[Component data from apps and pages]
-- Opening Marker --

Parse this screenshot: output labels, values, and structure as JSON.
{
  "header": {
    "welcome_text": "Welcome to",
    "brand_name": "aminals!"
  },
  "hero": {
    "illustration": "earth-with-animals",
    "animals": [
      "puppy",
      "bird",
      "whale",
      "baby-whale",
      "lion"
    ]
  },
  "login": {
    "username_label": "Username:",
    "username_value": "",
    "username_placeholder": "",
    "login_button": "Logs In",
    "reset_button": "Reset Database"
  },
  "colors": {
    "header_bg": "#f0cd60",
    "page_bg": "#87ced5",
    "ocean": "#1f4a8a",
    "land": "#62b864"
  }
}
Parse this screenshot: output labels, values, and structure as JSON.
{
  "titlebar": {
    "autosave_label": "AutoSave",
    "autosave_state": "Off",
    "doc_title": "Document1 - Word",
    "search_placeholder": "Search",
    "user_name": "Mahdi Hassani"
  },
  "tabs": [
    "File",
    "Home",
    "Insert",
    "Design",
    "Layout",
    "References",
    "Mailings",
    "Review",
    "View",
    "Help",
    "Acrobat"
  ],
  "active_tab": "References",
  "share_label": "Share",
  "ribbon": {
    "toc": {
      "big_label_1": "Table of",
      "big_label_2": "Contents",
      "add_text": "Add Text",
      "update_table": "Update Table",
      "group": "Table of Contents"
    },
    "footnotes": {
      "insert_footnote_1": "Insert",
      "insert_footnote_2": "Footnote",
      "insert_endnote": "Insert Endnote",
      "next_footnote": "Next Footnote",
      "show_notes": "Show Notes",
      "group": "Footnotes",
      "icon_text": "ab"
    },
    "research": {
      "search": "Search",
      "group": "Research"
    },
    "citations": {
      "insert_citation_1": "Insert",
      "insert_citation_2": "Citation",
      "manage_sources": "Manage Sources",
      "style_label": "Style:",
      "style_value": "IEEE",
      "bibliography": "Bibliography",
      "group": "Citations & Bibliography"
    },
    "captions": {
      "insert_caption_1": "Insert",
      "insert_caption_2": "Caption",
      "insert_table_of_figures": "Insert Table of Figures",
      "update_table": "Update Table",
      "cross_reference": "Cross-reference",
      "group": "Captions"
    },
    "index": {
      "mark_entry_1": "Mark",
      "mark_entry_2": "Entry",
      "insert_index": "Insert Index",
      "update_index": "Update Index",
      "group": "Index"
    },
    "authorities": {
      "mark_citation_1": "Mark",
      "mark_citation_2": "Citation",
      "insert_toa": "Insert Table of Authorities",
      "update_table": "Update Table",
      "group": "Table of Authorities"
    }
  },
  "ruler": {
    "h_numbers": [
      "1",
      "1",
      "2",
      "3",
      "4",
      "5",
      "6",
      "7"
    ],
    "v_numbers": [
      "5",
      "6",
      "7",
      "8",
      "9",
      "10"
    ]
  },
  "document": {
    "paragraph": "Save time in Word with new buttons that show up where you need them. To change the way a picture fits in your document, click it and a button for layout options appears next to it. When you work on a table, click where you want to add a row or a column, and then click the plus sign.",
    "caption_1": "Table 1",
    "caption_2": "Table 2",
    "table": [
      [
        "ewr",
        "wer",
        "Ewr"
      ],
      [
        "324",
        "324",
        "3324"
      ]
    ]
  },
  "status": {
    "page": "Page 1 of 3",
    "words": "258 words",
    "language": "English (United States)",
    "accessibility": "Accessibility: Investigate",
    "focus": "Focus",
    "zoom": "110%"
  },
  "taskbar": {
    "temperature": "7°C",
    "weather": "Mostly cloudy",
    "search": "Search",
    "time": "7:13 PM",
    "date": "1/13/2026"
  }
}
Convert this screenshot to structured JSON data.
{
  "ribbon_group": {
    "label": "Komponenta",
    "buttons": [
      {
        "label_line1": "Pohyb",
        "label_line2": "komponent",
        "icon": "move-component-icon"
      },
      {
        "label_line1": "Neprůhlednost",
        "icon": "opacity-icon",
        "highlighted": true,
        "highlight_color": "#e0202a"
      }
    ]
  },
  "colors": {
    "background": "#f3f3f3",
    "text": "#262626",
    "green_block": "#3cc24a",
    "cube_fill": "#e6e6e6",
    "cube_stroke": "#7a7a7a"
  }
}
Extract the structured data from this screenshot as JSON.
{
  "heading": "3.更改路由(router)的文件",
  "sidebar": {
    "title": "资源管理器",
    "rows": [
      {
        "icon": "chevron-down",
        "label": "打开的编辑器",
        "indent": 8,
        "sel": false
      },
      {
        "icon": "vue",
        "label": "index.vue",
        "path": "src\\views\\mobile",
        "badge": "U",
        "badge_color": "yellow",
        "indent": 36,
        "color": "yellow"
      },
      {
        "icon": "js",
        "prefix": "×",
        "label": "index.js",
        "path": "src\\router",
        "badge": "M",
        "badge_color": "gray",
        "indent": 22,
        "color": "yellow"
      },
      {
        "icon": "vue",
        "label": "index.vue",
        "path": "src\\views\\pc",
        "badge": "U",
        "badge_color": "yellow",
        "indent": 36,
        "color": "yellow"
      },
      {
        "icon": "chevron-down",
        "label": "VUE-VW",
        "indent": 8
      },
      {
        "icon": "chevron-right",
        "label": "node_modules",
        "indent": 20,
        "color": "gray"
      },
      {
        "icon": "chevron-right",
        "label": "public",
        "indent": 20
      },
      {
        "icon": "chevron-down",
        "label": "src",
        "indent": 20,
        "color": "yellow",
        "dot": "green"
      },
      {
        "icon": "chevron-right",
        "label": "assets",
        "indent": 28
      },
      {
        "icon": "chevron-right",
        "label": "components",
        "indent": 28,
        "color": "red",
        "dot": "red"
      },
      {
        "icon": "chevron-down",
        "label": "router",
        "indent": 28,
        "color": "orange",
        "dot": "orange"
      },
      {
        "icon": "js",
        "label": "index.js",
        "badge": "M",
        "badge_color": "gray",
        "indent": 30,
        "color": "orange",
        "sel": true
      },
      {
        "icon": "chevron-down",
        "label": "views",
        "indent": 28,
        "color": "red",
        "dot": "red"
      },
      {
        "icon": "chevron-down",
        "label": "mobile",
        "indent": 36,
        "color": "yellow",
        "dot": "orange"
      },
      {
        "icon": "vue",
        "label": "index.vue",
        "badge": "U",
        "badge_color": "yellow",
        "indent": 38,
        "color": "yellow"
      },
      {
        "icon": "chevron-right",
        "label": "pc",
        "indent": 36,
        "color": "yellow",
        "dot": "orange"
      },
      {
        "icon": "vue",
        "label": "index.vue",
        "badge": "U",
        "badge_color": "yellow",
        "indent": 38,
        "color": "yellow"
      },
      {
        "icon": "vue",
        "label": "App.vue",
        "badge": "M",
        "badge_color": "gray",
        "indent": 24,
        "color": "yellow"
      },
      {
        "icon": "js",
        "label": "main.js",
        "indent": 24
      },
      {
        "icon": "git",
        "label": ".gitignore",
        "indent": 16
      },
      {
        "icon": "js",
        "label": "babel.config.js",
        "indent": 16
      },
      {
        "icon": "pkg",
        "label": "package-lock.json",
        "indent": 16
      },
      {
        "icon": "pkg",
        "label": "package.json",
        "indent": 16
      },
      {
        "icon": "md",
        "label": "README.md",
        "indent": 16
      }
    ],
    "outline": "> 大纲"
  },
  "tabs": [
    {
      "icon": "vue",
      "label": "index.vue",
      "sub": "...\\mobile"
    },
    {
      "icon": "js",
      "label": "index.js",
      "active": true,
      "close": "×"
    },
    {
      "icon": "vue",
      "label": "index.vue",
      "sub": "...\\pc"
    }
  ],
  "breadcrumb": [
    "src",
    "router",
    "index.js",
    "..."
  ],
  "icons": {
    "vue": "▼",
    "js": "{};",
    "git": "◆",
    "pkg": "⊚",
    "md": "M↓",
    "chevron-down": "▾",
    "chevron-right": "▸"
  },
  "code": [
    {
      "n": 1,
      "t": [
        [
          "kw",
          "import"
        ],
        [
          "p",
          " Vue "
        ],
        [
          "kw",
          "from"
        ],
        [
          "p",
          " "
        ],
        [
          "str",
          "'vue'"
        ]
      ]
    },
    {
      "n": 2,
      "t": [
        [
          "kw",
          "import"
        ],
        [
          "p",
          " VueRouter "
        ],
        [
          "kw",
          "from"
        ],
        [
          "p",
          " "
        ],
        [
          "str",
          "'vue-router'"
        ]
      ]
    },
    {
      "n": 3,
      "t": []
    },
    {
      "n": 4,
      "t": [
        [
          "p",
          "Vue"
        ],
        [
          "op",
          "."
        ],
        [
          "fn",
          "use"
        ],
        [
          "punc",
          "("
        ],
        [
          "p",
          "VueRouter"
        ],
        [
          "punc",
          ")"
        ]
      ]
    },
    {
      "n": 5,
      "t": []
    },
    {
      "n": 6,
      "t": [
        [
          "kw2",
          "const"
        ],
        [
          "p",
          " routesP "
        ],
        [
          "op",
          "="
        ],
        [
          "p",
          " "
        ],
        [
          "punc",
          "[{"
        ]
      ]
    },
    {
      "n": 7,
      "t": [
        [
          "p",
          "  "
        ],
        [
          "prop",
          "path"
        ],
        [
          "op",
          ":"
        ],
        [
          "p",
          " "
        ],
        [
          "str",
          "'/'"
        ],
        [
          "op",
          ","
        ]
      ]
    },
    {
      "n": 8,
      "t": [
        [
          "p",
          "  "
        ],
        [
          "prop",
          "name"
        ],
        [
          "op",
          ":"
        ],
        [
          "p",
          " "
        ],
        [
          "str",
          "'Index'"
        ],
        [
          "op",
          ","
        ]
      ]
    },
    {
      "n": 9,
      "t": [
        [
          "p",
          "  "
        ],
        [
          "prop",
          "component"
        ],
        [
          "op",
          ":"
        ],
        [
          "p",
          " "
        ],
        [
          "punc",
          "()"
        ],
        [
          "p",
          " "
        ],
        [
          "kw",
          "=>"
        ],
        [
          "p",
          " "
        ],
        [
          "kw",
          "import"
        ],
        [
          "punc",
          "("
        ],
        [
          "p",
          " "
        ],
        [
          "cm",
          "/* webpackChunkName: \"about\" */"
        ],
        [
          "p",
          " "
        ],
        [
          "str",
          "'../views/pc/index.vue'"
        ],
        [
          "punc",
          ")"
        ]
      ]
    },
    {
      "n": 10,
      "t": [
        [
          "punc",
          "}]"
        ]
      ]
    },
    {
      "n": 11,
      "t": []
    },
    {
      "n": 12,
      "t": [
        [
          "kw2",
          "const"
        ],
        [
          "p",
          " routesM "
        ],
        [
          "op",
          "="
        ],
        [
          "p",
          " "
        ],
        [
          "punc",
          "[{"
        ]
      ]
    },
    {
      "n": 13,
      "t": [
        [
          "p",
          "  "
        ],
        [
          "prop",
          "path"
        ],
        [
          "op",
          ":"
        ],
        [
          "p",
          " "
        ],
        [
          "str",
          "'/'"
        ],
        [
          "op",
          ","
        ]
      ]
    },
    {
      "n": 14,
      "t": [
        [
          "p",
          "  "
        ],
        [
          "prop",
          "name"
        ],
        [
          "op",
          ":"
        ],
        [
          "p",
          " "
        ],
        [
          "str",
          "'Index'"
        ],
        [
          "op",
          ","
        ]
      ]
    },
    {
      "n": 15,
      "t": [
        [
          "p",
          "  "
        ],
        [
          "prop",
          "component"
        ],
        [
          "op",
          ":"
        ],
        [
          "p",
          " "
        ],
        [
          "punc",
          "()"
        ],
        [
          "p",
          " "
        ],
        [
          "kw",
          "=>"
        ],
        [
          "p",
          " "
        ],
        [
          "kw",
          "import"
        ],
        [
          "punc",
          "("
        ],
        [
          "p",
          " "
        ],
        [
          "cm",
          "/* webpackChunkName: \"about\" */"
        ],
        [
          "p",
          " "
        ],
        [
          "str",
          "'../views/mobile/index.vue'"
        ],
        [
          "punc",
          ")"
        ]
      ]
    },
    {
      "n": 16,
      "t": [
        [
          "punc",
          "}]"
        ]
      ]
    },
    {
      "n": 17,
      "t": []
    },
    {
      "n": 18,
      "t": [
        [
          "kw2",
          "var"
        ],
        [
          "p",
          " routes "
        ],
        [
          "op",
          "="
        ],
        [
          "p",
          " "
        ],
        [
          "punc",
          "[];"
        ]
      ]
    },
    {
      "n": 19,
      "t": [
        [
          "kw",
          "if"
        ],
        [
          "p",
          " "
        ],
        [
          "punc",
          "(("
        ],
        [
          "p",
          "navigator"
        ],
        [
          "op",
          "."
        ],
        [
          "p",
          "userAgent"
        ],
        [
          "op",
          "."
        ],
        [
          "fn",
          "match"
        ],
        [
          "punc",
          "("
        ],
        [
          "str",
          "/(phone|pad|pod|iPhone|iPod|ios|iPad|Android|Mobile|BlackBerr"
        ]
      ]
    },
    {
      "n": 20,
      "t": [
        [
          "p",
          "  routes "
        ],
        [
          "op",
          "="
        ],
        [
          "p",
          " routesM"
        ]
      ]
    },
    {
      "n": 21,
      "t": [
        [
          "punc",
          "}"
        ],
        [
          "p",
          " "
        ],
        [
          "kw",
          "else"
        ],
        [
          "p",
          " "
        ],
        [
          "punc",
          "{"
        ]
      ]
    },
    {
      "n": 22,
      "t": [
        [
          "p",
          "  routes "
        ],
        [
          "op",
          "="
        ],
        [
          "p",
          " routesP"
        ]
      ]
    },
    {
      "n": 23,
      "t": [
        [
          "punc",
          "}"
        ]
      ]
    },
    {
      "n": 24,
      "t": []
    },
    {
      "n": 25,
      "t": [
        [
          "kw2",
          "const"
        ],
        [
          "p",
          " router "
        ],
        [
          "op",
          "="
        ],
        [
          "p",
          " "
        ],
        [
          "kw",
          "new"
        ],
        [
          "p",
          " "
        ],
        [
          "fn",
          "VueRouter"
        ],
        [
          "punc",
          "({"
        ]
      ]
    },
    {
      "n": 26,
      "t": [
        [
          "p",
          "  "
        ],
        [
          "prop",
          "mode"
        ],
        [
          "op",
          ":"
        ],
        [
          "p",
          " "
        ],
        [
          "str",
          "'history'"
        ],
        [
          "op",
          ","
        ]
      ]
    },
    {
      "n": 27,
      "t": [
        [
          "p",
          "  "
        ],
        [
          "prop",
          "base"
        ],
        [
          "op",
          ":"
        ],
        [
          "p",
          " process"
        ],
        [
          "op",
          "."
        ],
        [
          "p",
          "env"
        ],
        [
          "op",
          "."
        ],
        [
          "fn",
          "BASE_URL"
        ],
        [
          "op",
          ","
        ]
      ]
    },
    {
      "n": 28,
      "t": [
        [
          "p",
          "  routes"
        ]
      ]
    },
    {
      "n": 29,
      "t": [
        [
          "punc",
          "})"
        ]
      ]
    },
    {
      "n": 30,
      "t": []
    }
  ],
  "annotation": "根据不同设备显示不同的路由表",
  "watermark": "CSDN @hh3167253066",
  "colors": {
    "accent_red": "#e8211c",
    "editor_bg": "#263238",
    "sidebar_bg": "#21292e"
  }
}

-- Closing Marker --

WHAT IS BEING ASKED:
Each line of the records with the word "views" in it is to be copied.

TASK ANSWER:
        "path": "src\\views\\mobile",
        "path": "src\\views\\pc",
        "label": "views",
          "'../views/pc/index.vue'"
          "'../views/mobile/index.vue'"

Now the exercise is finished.